• **TO DO**:
Lines in the listing below that hold "minus" are the ones to copy.

• **DATA SHOWN**:
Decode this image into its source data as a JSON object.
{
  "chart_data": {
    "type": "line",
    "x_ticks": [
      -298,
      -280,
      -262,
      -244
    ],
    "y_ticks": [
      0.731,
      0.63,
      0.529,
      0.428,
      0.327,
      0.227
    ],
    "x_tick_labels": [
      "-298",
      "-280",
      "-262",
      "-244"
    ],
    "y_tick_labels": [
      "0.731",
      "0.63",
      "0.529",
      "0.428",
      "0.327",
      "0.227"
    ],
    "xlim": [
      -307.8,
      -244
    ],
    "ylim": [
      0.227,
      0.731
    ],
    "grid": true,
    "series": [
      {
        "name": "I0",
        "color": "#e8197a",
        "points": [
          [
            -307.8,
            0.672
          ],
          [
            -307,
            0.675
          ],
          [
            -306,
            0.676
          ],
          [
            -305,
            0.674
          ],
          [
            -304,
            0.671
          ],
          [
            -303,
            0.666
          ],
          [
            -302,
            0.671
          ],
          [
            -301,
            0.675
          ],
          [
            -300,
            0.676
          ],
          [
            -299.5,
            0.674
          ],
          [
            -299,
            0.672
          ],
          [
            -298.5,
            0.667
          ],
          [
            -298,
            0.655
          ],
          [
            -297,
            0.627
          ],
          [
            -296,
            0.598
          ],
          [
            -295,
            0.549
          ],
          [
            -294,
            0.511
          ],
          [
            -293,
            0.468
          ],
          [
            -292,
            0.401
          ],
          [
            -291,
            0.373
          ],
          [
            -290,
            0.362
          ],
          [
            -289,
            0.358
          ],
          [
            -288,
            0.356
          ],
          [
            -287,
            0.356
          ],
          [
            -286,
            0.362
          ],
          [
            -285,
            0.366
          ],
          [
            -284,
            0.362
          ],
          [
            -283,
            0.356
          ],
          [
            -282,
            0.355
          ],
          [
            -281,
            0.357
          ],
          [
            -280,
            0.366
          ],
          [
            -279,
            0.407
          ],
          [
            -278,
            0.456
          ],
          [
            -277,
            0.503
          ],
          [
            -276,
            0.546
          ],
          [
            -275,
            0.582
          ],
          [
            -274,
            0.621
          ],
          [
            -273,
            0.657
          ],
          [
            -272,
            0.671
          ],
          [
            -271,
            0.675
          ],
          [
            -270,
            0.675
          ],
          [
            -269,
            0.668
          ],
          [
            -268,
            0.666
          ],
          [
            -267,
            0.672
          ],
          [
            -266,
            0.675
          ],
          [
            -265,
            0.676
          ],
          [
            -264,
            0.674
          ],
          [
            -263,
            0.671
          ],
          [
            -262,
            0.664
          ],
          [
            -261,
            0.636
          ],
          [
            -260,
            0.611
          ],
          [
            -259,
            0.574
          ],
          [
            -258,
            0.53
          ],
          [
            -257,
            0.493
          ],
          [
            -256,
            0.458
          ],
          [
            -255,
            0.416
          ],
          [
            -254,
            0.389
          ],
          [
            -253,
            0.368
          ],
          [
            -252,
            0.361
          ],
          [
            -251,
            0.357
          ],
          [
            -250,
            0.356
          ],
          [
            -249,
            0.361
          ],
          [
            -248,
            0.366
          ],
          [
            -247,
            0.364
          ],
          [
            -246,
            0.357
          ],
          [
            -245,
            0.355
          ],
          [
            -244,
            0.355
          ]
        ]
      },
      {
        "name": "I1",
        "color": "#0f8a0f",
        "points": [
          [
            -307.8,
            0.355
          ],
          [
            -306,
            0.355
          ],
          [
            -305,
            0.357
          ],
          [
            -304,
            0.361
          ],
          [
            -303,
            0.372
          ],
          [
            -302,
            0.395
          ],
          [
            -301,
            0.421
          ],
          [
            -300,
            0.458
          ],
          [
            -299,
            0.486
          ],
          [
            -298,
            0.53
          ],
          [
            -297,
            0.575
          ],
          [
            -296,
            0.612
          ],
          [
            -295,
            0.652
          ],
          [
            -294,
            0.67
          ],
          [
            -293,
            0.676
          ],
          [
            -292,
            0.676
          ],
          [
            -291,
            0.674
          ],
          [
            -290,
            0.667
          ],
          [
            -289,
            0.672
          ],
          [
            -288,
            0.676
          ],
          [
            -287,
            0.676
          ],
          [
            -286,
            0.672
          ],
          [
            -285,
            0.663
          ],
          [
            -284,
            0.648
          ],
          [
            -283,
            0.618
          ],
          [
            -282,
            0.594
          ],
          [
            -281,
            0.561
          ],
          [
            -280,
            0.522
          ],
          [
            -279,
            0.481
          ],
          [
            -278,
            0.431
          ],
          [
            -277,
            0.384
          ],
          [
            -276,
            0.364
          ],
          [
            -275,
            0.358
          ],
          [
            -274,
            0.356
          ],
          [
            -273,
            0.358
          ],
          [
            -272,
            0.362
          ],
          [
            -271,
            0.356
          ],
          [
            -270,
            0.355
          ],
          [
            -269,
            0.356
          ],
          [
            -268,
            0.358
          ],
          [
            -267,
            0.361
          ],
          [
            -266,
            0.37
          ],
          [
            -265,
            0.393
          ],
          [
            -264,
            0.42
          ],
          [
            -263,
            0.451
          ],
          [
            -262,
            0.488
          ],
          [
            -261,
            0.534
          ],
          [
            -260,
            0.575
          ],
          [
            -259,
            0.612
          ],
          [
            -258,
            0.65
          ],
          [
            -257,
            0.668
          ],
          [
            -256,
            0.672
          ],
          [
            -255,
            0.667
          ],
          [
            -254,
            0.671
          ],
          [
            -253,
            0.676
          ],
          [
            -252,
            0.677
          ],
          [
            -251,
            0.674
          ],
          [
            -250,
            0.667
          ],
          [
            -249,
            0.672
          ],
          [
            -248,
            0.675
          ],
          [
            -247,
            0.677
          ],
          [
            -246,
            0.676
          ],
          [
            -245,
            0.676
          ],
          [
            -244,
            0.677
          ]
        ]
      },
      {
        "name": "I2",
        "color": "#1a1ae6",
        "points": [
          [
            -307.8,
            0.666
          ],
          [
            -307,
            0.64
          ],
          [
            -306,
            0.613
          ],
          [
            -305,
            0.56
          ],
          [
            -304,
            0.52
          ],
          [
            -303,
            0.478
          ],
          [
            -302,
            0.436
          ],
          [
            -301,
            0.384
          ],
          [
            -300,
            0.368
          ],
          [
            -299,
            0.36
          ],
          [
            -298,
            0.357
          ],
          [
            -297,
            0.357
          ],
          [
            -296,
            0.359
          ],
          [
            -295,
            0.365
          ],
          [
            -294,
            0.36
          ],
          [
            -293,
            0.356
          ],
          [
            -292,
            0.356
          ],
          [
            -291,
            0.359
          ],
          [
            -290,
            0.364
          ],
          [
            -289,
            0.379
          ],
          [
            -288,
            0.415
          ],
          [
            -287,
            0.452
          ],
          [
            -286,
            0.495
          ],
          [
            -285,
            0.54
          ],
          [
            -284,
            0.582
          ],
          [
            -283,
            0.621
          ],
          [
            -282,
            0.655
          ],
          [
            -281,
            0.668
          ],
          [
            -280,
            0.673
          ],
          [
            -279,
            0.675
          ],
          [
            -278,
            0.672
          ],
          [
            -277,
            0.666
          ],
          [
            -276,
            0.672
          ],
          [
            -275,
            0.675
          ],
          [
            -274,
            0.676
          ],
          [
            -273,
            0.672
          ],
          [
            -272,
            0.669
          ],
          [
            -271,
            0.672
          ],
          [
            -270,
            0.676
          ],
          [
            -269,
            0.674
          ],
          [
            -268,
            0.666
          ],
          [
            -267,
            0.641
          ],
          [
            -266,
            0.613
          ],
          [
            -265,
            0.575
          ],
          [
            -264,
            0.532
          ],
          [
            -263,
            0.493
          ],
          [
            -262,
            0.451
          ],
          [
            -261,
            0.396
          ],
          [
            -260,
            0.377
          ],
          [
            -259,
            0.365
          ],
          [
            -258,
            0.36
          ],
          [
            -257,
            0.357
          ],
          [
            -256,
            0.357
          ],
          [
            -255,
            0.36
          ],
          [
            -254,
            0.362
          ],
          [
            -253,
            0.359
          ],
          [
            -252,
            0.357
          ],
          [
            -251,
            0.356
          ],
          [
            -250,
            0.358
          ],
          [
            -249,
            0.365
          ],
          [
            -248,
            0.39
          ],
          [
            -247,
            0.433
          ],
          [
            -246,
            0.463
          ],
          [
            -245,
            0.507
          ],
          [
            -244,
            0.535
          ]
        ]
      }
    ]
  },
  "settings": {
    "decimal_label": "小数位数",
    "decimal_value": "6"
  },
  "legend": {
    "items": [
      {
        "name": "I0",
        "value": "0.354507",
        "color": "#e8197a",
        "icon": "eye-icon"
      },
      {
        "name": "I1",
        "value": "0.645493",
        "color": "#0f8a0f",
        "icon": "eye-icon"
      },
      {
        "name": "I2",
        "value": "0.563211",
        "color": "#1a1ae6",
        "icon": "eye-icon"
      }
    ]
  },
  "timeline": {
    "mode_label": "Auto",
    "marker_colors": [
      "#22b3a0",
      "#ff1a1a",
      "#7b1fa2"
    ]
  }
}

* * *

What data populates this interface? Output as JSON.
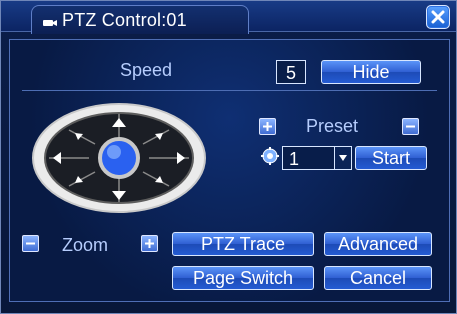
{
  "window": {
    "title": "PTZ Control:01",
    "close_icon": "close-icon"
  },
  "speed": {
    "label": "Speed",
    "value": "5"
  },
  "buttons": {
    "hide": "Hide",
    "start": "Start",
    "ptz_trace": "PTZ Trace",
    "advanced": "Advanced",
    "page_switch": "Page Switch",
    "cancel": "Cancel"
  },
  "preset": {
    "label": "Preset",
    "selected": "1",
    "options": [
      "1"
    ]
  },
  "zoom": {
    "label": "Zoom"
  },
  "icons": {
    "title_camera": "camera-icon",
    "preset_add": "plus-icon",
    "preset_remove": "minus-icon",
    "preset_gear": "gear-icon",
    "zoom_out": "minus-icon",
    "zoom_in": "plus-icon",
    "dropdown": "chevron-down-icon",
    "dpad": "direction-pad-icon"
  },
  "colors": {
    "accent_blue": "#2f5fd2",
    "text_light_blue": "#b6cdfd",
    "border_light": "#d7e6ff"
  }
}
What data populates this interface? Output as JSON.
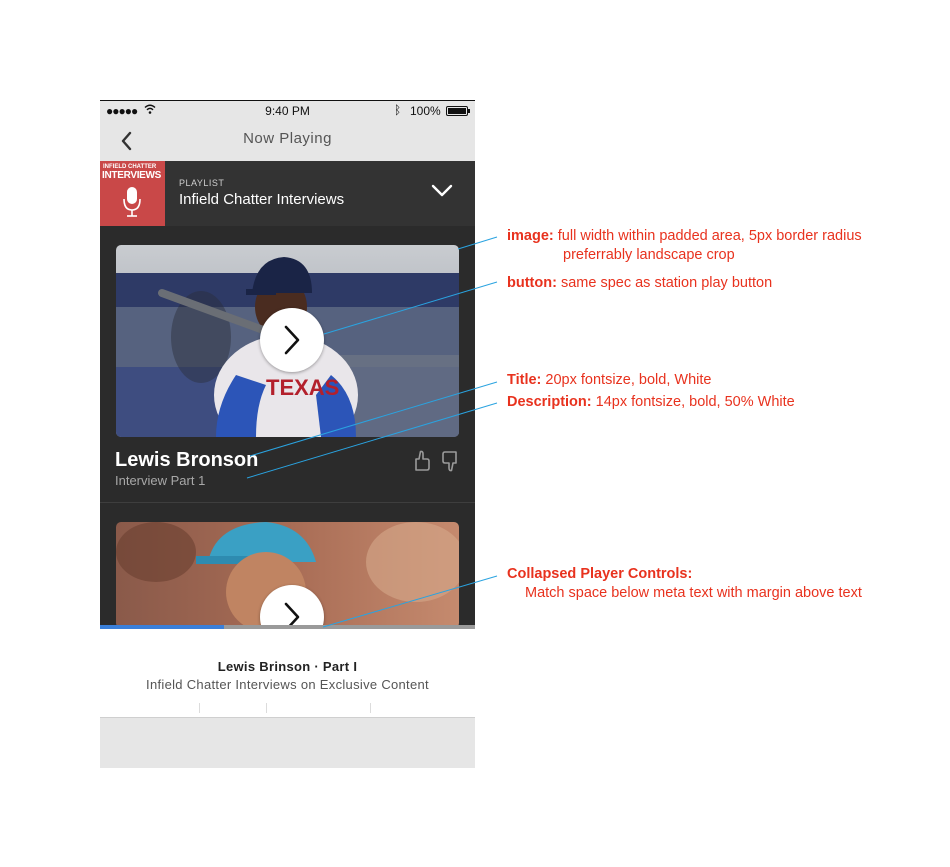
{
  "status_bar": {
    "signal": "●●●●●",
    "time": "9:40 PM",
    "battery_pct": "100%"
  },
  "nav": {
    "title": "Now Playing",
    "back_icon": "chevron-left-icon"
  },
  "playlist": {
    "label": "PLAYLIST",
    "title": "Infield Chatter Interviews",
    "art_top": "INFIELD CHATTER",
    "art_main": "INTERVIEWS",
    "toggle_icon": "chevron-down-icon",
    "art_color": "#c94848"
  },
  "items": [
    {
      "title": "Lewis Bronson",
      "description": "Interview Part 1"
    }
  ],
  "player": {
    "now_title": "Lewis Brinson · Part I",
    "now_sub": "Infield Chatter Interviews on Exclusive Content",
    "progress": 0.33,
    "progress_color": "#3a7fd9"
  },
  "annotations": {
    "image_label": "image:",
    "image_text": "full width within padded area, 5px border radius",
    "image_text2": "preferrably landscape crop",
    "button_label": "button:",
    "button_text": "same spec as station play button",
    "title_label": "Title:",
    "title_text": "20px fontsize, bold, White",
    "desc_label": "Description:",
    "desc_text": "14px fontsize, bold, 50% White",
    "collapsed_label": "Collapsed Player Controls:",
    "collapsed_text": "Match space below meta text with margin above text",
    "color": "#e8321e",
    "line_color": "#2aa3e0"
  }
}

• **YOUR SOLUTION**:
    "preset_remove": "minus-icon",
    "zoom_out": "minus-icon",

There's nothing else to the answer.